A loveliness not born of art, But growing outwards from her heart, Illuminating all her face, And filling all her form with grace.
Said I, of dress the borrowed light Could rival not her beauty bright? Yet, looking round, `tis truth to tell, No damsel here is dressed so well.
Only in them the dress one sees, Because more greatly it doth please Than any other charm that's theirs, Than all their manners, all their airs.
But dress in her, although indeed It perfect be, we do not heed, Because the face, the form, the air Are all so gentle and so rare.
Another day let slip! Its hours have run, Its golden hours, with prodigal excess, All run to waste. A day of life the less; Of many wasted days, alas, but one!

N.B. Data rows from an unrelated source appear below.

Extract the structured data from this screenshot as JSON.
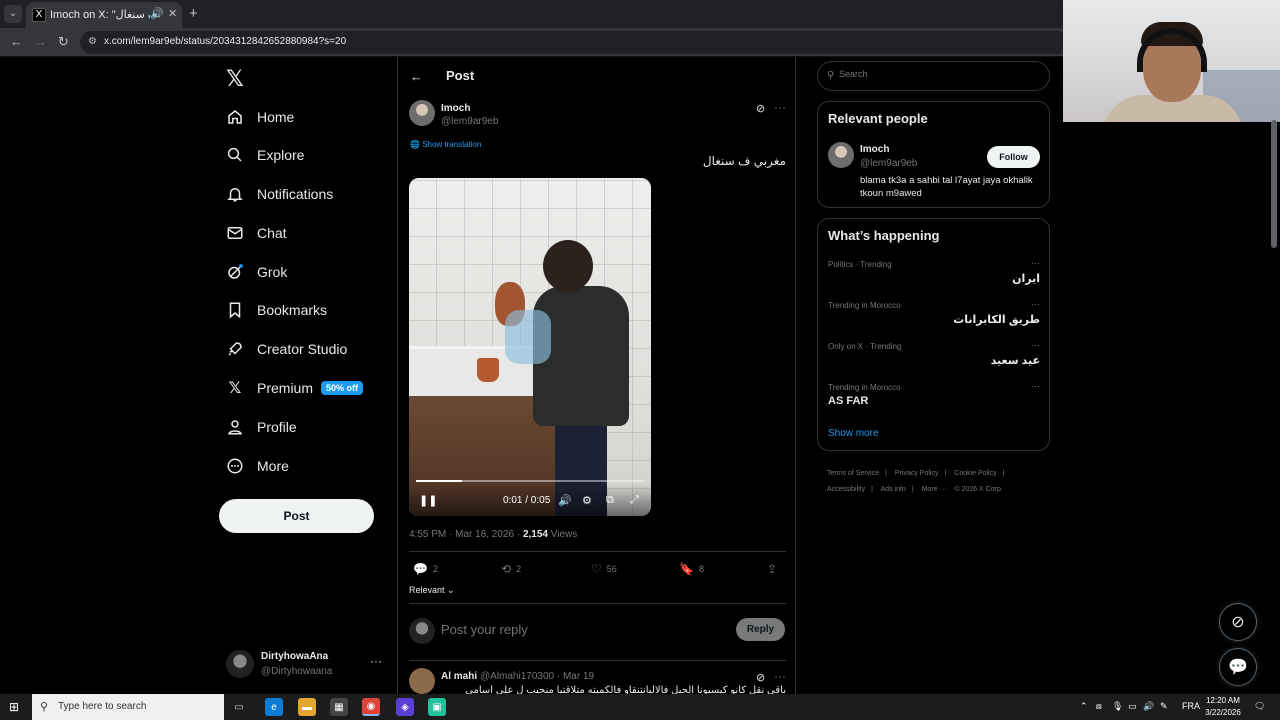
{
  "browser": {
    "tab_title": "Imoch on X: \"مغربي ف سنغال",
    "url": "x.com/lem9ar9eb/status/2034312842652880984?s=20",
    "tab_close": "✕",
    "new_tab": "+"
  },
  "nav": {
    "logo": "𝕏",
    "items": [
      {
        "label": "Home",
        "icon": "home-icon"
      },
      {
        "label": "Explore",
        "icon": "search-icon"
      },
      {
        "label": "Notifications",
        "icon": "bell-icon"
      },
      {
        "label": "Chat",
        "icon": "mail-icon"
      },
      {
        "label": "Grok",
        "icon": "grok-icon"
      },
      {
        "label": "Bookmarks",
        "icon": "bookmark-icon"
      },
      {
        "label": "Creator Studio",
        "icon": "rocket-icon"
      },
      {
        "label": "Premium",
        "icon": "x-icon"
      },
      {
        "label": "Profile",
        "icon": "person-icon"
      },
      {
        "label": "More",
        "icon": "more-circle-icon"
      }
    ],
    "premium_badge": "50% off",
    "post_button": "Post",
    "account": {
      "name": "DirtyhowaAna",
      "handle": "@Dirtyhowaana",
      "more": "···"
    }
  },
  "post": {
    "header_title": "Post",
    "author_name": "Imoch",
    "author_handle": "@lem9ar9eb",
    "show_translation": "Show translation",
    "text": "مغربي ف سنغال",
    "video": {
      "time": "0:01 / 0:05",
      "progress": 0.2
    },
    "timestamp": "4:55 PM · Mar 18, 2026 · ",
    "views_count": "2,154",
    "views_label": " Views",
    "stats": {
      "replies": "2",
      "reposts": "2",
      "likes": "56",
      "bookmarks": "8"
    },
    "sort": "Relevant",
    "reply_placeholder": "Post your reply",
    "reply_button": "Reply"
  },
  "comment": {
    "name": "Al mahi",
    "handle": "@Almahi170300 · Mar 19",
    "text": "باقي نقل كانو كيسيونا الجيل فالالبانتنقاو فالكميته متلاقتيا منجيب ل على أسامي"
  },
  "sidebar_right": {
    "search_placeholder": "Search",
    "relevant_people": {
      "title": "Relevant people",
      "name": "Imoch",
      "handle": "@lem9ar9eb",
      "bio": "blama tk3a a sahbi tal l7ayat jaya okhalik tkoun m9awed",
      "follow": "Follow"
    },
    "whats_happening": {
      "title": "What’s happening",
      "trends": [
        {
          "context": "Politics · Trending",
          "name": "ايران"
        },
        {
          "context": "Trending in Morocco",
          "name": "طريق الكابرانات"
        },
        {
          "context": "Only on X · Trending",
          "name": "عيد سعيد"
        },
        {
          "context": "Trending in Morocco",
          "name": "AS FAR"
        }
      ],
      "show_more": "Show more"
    },
    "footer_links": [
      "Terms of Service",
      "|",
      "Privacy Policy",
      "|",
      "Cookie Policy",
      "|",
      "Accessibility",
      "|",
      "Ads info",
      "|",
      "More ···",
      "© 2026 X Corp."
    ]
  },
  "taskbar": {
    "search_placeholder": "Type here to search",
    "lang": "FRA",
    "time": "12:20 AM",
    "date": "3/22/2026"
  },
  "colors": {
    "accent": "#1d9bf0",
    "background": "#000000",
    "border": "#2f3336",
    "muted": "#71767b"
  }
}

Through my west window streams the setting sun. I kneel within my chamber, and confess My sin and sorrow, filled with vain distress, In place of honest joy for work well done.
At noon I passed some labourers in a field. The sweat ran down upon each sunburnt face, Which shone like copper in the ardent glow. And one looked up, with envy unconcealed, Beholding my cool cheeks and listless pace, Yet he was happier, though he did not know.

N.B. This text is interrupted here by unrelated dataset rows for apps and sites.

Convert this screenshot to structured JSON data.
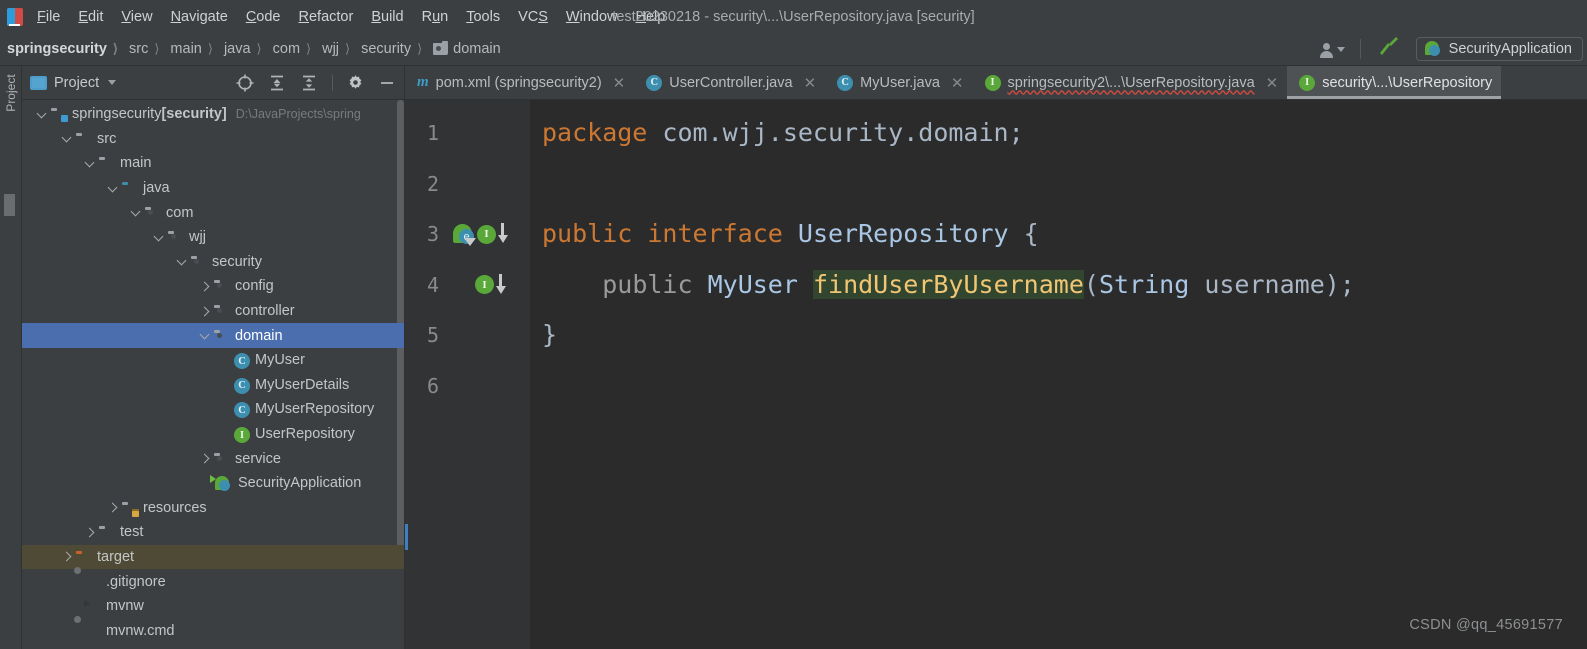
{
  "window": {
    "title": "test20230218 - security\\...\\UserRepository.java [security]"
  },
  "menu": {
    "items": [
      {
        "label": "File",
        "mnemonic": "F"
      },
      {
        "label": "Edit",
        "mnemonic": "E"
      },
      {
        "label": "View",
        "mnemonic": "V"
      },
      {
        "label": "Navigate",
        "mnemonic": "N"
      },
      {
        "label": "Code",
        "mnemonic": "C"
      },
      {
        "label": "Refactor",
        "mnemonic": "R"
      },
      {
        "label": "Build",
        "mnemonic": "B"
      },
      {
        "label": "Run",
        "mnemonic": "n"
      },
      {
        "label": "Tools",
        "mnemonic": "T"
      },
      {
        "label": "VCS",
        "mnemonic": "S"
      },
      {
        "label": "Window",
        "mnemonic": "W"
      },
      {
        "label": "Help",
        "mnemonic": "H"
      }
    ]
  },
  "breadcrumb": {
    "items": [
      {
        "label": "springsecurity",
        "icon": "none",
        "root": true
      },
      {
        "label": "src",
        "icon": "none"
      },
      {
        "label": "main",
        "icon": "none"
      },
      {
        "label": "java",
        "icon": "none"
      },
      {
        "label": "com",
        "icon": "none"
      },
      {
        "label": "wjj",
        "icon": "none"
      },
      {
        "label": "security",
        "icon": "none"
      },
      {
        "label": "domain",
        "icon": "package-icon"
      }
    ],
    "separator": "〉"
  },
  "toolbar_right": {
    "person_icon": "person-icon",
    "build_icon": "hammer-icon",
    "run_config_label": "SecurityApplication",
    "run_config_icon": "spring-boot-icon"
  },
  "tool_window_strip": {
    "label": "Project"
  },
  "project_panel": {
    "title": "Project",
    "window_icon": "project-window-icon",
    "caret_icon": "chevron-down-icon",
    "tools": [
      {
        "name": "locate-icon"
      },
      {
        "name": "expand-all-icon"
      },
      {
        "name": "collapse-all-icon"
      },
      {
        "name": "settings-gear-icon"
      },
      {
        "name": "minimize-icon"
      }
    ],
    "tree": [
      {
        "label": "springsecurity",
        "bold_suffix": " [security]",
        "path": "D:\\JavaProjects\\spring",
        "indent": 0,
        "arrow": "down",
        "icon": "module-folder-icon",
        "state": "normal"
      },
      {
        "label": "src",
        "indent": 1,
        "arrow": "down",
        "icon": "folder-icon",
        "state": "normal"
      },
      {
        "label": "main",
        "indent": 2,
        "arrow": "down",
        "icon": "folder-icon",
        "state": "normal"
      },
      {
        "label": "java",
        "indent": 3,
        "arrow": "down",
        "icon": "source-root-folder-icon",
        "state": "normal"
      },
      {
        "label": "com",
        "indent": 4,
        "arrow": "down",
        "icon": "package-icon",
        "state": "normal"
      },
      {
        "label": "wjj",
        "indent": 5,
        "arrow": "down",
        "icon": "package-icon",
        "state": "normal"
      },
      {
        "label": "security",
        "indent": 6,
        "arrow": "down",
        "icon": "package-icon",
        "state": "normal"
      },
      {
        "label": "config",
        "indent": 7,
        "arrow": "right",
        "icon": "package-icon",
        "state": "normal"
      },
      {
        "label": "controller",
        "indent": 7,
        "arrow": "right",
        "icon": "package-icon",
        "state": "normal"
      },
      {
        "label": "domain",
        "indent": 7,
        "arrow": "down",
        "icon": "package-icon",
        "state": "selected"
      },
      {
        "label": "MyUser",
        "indent": 8,
        "arrow": "none",
        "icon": "class-icon",
        "state": "normal"
      },
      {
        "label": "MyUserDetails",
        "indent": 8,
        "arrow": "none",
        "icon": "class-icon",
        "state": "normal"
      },
      {
        "label": "MyUserRepository",
        "indent": 8,
        "arrow": "none",
        "icon": "class-icon",
        "state": "normal"
      },
      {
        "label": "UserRepository",
        "indent": 8,
        "arrow": "none",
        "icon": "interface-icon",
        "state": "normal"
      },
      {
        "label": "service",
        "indent": 7,
        "arrow": "right",
        "icon": "package-icon",
        "state": "normal"
      },
      {
        "label": "SecurityApplication",
        "indent": 7,
        "arrow": "none",
        "icon": "spring-boot-class-icon",
        "state": "normal"
      },
      {
        "label": "resources",
        "indent": 3,
        "arrow": "right",
        "icon": "resources-folder-icon",
        "state": "normal"
      },
      {
        "label": "test",
        "indent": 2,
        "arrow": "right",
        "icon": "folder-icon",
        "state": "normal"
      },
      {
        "label": "target",
        "indent": 1,
        "arrow": "right",
        "icon": "excluded-folder-icon",
        "state": "hover"
      },
      {
        "label": ".gitignore",
        "indent": 2,
        "arrow": "none",
        "icon": "gitignore-file-icon",
        "state": "normal"
      },
      {
        "label": "mvnw",
        "indent": 2,
        "arrow": "none",
        "icon": "script-file-icon",
        "state": "normal"
      },
      {
        "label": "mvnw.cmd",
        "indent": 2,
        "arrow": "none",
        "icon": "cmd-file-icon",
        "state": "normal"
      }
    ]
  },
  "editor_tabs": [
    {
      "label": "pom.xml (springsecurity2)",
      "icon": "maven-icon",
      "active": false,
      "closable": true,
      "error": false
    },
    {
      "label": "UserController.java",
      "icon": "class-icon",
      "active": false,
      "closable": true,
      "error": false
    },
    {
      "label": "MyUser.java",
      "icon": "class-icon",
      "active": false,
      "closable": true,
      "error": false
    },
    {
      "label": "springsecurity2\\...\\UserRepository.java",
      "icon": "interface-icon",
      "active": false,
      "closable": true,
      "error": true
    },
    {
      "label": "security\\...\\UserRepository",
      "icon": "interface-icon",
      "active": true,
      "closable": false,
      "error": false
    }
  ],
  "editor": {
    "line_numbers": [
      "1",
      "2",
      "3",
      "4",
      "5",
      "6"
    ],
    "gutter_markers": [
      {
        "line": "3",
        "icons": [
          "spring-bean-icon",
          "implemented-interface-icon",
          "down-arrow-icon"
        ]
      },
      {
        "line": "4",
        "icons": [
          "implemented-method-icon",
          "down-arrow-icon"
        ]
      }
    ],
    "lines": [
      {
        "num": "1",
        "tokens": [
          {
            "t": "package",
            "c": "kw"
          },
          {
            "t": " com.wjj.security.domain;",
            "c": "plain"
          }
        ]
      },
      {
        "num": "2",
        "tokens": []
      },
      {
        "num": "3",
        "tokens": [
          {
            "t": "public interface",
            "c": "kw"
          },
          {
            "t": " ",
            "c": "plain"
          },
          {
            "t": "UserRepository",
            "c": "type"
          },
          {
            "t": " {",
            "c": "plain"
          }
        ]
      },
      {
        "num": "4",
        "tokens": [
          {
            "t": "    ",
            "c": "plain"
          },
          {
            "t": "public",
            "c": "dimkw"
          },
          {
            "t": " ",
            "c": "plain"
          },
          {
            "t": "MyUser",
            "c": "type"
          },
          {
            "t": " ",
            "c": "plain"
          },
          {
            "t": "findUserByUsername",
            "c": "hl"
          },
          {
            "t": "(",
            "c": "plain"
          },
          {
            "t": "String",
            "c": "type"
          },
          {
            "t": " username);",
            "c": "plain"
          }
        ]
      },
      {
        "num": "5",
        "tokens": [
          {
            "t": "}",
            "c": "plain"
          }
        ]
      },
      {
        "num": "6",
        "tokens": []
      }
    ]
  },
  "watermark": {
    "text": "CSDN @qq_45691577"
  },
  "colors": {
    "chrome_bg": "#3c3f41",
    "editor_bg": "#2b2b2b",
    "gutter_bg": "#313335",
    "selection_blue": "#4b6eaf",
    "hover_brown": "#4e4a35",
    "keyword_orange": "#cc7832",
    "type_blue": "#a9c7e4",
    "highlight_green": "#32462f",
    "interface_green": "#5aa83a",
    "class_blue": "#3d8fb0"
  }
}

Fain would I shake thee off, but weak am I Thy strong solicitations to withstand. Plenty of work lies ready to my hand, Which rests irresolute, and lets it lie.